# PROVIDED RECORDS
════════════════
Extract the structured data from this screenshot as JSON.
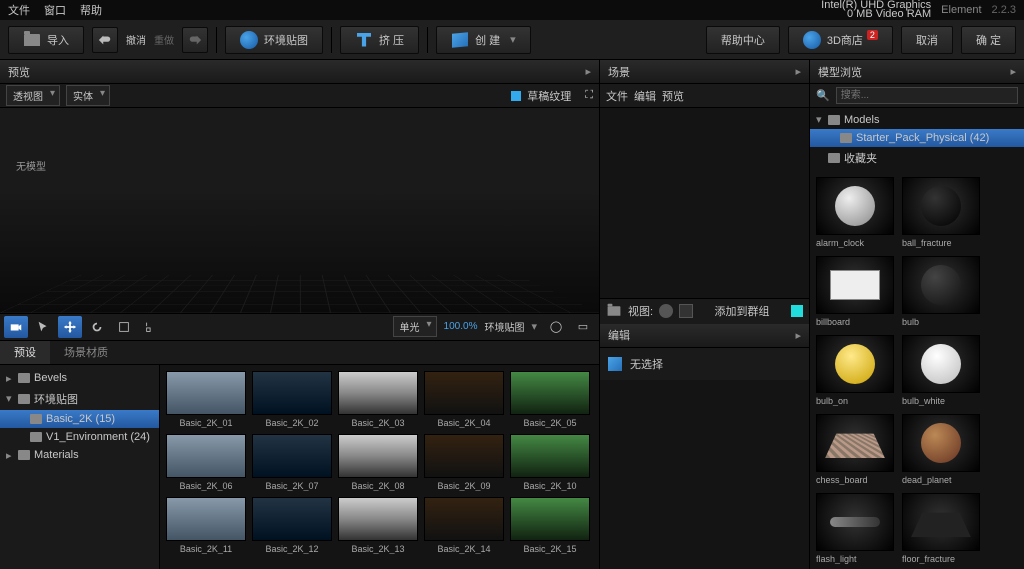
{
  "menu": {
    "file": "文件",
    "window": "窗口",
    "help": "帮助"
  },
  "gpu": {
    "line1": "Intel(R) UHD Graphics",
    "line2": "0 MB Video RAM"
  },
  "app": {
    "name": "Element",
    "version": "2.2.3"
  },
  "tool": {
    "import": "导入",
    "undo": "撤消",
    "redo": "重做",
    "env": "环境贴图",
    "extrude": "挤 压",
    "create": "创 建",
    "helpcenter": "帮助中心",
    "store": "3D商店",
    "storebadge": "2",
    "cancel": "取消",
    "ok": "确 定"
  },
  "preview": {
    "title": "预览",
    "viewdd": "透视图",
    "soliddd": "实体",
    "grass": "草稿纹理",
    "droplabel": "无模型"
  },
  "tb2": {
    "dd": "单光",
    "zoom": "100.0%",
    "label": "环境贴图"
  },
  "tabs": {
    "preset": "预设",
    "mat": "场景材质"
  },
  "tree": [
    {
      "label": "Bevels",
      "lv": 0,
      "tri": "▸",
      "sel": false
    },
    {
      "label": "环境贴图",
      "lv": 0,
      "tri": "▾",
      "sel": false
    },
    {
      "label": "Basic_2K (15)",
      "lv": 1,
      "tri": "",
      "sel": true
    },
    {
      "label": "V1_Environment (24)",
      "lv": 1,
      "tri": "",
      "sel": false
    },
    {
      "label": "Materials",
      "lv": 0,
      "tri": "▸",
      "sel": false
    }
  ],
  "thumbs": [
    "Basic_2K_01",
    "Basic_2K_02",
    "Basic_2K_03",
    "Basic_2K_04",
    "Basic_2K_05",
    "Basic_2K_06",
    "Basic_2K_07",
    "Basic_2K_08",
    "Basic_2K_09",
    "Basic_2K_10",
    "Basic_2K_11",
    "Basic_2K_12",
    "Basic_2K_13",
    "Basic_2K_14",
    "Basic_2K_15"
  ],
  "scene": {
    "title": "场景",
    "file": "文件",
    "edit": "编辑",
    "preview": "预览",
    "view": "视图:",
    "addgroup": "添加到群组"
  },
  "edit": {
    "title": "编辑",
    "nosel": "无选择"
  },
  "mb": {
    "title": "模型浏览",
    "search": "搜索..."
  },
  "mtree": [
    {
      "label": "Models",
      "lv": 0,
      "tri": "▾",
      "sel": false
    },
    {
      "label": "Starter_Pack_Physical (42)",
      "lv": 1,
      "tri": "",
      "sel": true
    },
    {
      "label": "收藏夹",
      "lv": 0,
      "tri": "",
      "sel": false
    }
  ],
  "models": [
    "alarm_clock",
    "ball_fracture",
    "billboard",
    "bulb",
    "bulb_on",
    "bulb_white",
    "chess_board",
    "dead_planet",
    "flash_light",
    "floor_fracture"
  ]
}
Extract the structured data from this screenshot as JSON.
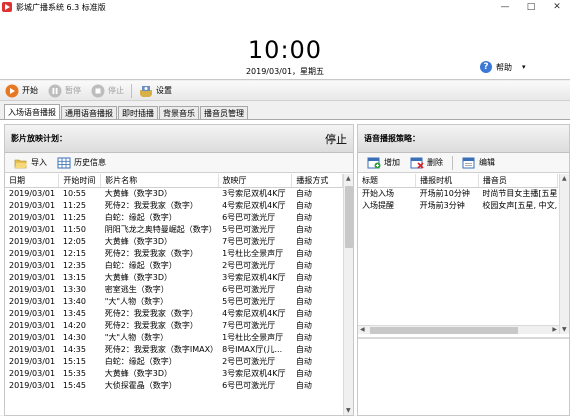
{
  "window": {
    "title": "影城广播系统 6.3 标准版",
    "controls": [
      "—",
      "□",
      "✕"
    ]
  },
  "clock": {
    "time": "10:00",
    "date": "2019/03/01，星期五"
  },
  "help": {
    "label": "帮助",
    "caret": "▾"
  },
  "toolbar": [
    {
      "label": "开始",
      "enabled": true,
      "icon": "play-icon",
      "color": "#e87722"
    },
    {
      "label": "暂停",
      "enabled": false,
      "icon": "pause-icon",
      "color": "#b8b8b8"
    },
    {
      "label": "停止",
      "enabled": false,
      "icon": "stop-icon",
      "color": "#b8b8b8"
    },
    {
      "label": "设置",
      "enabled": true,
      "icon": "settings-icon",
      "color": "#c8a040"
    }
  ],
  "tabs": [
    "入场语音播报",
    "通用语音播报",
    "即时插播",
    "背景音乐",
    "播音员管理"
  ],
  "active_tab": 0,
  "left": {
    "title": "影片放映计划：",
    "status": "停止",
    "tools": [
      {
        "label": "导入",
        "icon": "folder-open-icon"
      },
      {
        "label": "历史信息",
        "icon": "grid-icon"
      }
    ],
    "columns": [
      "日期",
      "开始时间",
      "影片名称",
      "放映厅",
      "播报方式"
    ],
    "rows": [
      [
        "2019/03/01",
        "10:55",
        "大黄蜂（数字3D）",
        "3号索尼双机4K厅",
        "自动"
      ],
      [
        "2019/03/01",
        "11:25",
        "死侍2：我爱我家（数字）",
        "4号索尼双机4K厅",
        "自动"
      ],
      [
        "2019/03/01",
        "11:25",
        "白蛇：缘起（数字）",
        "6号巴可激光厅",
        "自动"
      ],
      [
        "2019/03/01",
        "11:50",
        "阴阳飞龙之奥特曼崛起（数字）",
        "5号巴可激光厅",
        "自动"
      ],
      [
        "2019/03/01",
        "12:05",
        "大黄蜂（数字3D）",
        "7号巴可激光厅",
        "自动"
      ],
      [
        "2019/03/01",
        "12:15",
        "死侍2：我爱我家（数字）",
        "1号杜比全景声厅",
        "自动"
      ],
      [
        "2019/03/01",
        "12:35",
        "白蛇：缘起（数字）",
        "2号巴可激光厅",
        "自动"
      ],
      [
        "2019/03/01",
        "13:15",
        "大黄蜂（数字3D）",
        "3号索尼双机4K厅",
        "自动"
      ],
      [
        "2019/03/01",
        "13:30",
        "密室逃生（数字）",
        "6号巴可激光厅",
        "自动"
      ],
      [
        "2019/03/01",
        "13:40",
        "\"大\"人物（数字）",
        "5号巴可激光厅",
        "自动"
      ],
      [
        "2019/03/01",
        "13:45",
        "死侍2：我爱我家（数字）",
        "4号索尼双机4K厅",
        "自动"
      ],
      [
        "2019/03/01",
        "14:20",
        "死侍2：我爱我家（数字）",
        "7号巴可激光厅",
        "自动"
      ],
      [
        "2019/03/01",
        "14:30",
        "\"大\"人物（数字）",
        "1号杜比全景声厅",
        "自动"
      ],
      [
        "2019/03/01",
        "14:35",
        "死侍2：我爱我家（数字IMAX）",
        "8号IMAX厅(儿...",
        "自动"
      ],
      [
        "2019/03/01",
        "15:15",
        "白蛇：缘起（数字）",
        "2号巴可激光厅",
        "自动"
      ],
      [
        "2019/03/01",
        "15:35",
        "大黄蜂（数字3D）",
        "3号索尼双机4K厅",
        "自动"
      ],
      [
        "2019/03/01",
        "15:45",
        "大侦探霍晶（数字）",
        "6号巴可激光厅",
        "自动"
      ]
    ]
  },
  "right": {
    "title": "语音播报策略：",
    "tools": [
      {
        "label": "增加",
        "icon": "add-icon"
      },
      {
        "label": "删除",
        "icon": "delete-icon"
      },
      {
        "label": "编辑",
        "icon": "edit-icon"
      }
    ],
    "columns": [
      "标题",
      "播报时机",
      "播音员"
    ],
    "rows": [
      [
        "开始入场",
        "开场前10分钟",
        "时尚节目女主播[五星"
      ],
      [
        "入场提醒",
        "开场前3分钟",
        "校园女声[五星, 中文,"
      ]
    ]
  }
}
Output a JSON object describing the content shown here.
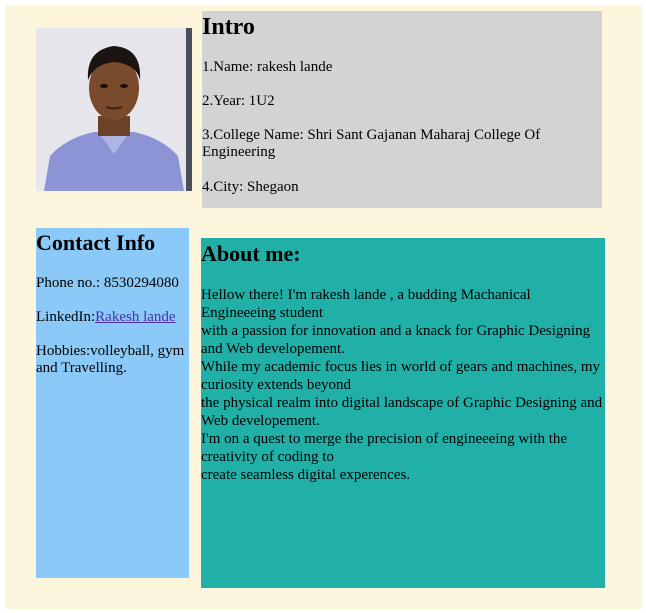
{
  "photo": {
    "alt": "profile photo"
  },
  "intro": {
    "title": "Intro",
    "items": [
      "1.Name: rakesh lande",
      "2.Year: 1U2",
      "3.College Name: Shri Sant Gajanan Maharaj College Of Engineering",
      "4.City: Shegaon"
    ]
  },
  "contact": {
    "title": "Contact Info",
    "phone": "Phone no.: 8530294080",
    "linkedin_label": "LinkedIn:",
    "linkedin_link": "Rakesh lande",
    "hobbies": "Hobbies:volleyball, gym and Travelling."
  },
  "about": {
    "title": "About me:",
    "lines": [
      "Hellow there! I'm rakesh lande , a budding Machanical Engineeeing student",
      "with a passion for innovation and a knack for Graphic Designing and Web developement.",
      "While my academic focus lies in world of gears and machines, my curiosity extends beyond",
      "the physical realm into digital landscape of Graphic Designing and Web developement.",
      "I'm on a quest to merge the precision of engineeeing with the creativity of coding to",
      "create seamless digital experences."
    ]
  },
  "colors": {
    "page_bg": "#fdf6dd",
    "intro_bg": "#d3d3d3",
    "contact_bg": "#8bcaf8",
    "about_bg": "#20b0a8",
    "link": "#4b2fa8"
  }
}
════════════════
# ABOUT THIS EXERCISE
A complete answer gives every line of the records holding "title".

# ANSWER BOX
    "title": "预览",
    "title": "场景",
    "title": "编辑",
    "title": "模型浏览",
    "title": "影城广播系统 6.3 标准版",
    "title": "影片放映计划：",
    "title": "语音播报策略：",
    "title": "Intro",
    "title": "Contact Info",
    "title": "About me:",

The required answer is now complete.